→ **Exercise details**
Every single entry must be reproduced precisely.

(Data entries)
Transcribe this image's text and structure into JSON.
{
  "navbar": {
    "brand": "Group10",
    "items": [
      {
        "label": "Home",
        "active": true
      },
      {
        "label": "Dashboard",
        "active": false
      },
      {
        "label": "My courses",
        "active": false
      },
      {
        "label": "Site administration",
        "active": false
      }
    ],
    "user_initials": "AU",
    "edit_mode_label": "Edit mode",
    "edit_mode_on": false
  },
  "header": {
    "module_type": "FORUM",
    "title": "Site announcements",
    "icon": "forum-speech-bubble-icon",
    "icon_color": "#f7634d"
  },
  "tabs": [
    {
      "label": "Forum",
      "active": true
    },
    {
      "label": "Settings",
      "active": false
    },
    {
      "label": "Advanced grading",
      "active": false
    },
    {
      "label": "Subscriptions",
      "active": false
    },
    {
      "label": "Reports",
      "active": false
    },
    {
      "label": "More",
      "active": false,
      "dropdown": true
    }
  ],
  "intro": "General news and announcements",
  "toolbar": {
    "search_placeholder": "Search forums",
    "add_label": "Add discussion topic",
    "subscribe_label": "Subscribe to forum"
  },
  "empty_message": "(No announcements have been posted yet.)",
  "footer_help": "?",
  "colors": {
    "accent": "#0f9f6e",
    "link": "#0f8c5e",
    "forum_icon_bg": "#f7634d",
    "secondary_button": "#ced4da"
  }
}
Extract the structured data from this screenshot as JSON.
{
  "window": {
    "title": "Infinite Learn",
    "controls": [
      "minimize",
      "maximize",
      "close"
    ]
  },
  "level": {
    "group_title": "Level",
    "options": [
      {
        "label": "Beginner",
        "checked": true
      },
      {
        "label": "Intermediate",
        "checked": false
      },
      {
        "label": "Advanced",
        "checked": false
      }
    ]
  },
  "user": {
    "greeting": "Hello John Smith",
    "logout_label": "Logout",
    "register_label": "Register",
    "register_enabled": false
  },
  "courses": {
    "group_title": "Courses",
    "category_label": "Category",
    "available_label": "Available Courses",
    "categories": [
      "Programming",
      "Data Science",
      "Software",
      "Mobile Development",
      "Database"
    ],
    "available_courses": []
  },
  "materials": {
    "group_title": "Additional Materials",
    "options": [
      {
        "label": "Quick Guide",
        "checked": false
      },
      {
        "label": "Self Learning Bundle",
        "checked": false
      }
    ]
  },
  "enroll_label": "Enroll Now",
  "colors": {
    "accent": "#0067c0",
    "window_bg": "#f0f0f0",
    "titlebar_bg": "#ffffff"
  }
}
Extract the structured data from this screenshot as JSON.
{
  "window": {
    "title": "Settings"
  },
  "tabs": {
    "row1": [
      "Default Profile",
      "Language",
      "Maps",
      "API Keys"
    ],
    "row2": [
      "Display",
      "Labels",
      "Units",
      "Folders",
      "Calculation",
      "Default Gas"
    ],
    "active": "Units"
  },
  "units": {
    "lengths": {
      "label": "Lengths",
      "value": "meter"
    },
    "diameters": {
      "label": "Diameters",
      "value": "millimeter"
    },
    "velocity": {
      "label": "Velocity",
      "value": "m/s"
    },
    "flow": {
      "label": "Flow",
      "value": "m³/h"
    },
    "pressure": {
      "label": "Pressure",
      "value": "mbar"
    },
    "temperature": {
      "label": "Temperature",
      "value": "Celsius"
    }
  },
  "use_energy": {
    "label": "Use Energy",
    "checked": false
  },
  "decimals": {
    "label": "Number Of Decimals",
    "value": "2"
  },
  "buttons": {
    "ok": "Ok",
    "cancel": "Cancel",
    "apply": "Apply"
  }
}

→ **Solution to the problem**
Transcribe this image's text and structure into JSON.
{
  "navbar": {
    "brand": "Group10",
    "items": [
      {
        "label": "Home",
        "active": true
      },
      {
        "label": "Dashboard",
        "active": false
      },
      {
        "label": "My courses",
        "active": false
      },
      {
        "label": "Site administration",
        "active": false
      }
    ],
    "user_initials": "AU",
    "edit_mode_label": "Edit mode",
    "edit_mode_on": false
  },
  "header": {
    "module_type": "FORUM",
    "title": "Site announcements",
    "icon": "forum-speech-bubble-icon",
    "icon_color": "#f7634d"
  },
  "tabs": [
    {
      "label": "Forum",
      "active": true
    },
    {
      "label": "Settings",
      "active": false
    },
    {
      "label": "Advanced grading",
      "active": false
    },
    {
      "label": "Subscriptions",
      "active": false
    },
    {
      "label": "Reports",
      "active": false
    },
    {
      "label": "More",
      "active": false,
      "dropdown": true
    }
  ],
  "intro": "General news and announcements",
  "toolbar": {
    "search_placeholder": "Search forums",
    "add_label": "Add discussion topic",
    "subscribe_label": "Subscribe to forum"
  },
  "empty_message": "(No announcements have been posted yet.)",
  "footer_help": "?",
  "colors": {
    "accent": "#0f9f6e",
    "link": "#0f8c5e",
    "forum_icon_bg": "#f7634d",
    "secondary_button": "#ced4da"
  }
}
Extract the structured data from this screenshot as JSON.
{
  "window": {
    "title": "Infinite Learn",
    "controls": [
      "minimize",
      "maximize",
      "close"
    ]
  },
  "level": {
    "group_title": "Level",
    "options": [
      {
        "label": "Beginner",
        "checked": true
      },
      {
        "label": "Intermediate",
        "checked": false
      },
      {
        "label": "Advanced",
        "checked": false
      }
    ]
  },
  "user": {
    "greeting": "Hello John Smith",
    "logout_label": "Logout",
    "register_label": "Register",
    "register_enabled": false
  },
  "courses": {
    "group_title": "Courses",
    "category_label": "Category",
    "available_label": "Available Courses",
    "categories": [
      "Programming",
      "Data Science",
      "Software",
      "Mobile Development",
      "Database"
    ],
    "available_courses": []
  },
  "materials": {
    "group_title": "Additional Materials",
    "options": [
      {
        "label": "Quick Guide",
        "checked": false
      },
      {
        "label": "Self Learning Bundle",
        "checked": false
      }
    ]
  },
  "enroll_label": "Enroll Now",
  "colors": {
    "accent": "#0067c0",
    "window_bg": "#f0f0f0",
    "titlebar_bg": "#ffffff"
  }
}
Extract the structured data from this screenshot as JSON.
{
  "window": {
    "title": "Settings"
  },
  "tabs": {
    "row1": [
      "Default Profile",
      "Language",
      "Maps",
      "API Keys"
    ],
    "row2": [
      "Display",
      "Labels",
      "Units",
      "Folders",
      "Calculation",
      "Default Gas"
    ],
    "active": "Units"
  },
  "units": {
    "lengths": {
      "label": "Lengths",
      "value": "meter"
    },
    "diameters": {
      "label": "Diameters",
      "value": "millimeter"
    },
    "velocity": {
      "label": "Velocity",
      "value": "m/s"
    },
    "flow": {
      "label": "Flow",
      "value": "m³/h"
    },
    "pressure": {
      "label": "Pressure",
      "value": "mbar"
    },
    "temperature": {
      "label": "Temperature",
      "value": "Celsius"
    }
  },
  "use_energy": {
    "label": "Use Energy",
    "checked": false
  },
  "decimals": {
    "label": "Number Of Decimals",
    "value": "2"
  },
  "buttons": {
    "ok": "Ok",
    "cancel": "Cancel",
    "apply": "Apply"
  }
}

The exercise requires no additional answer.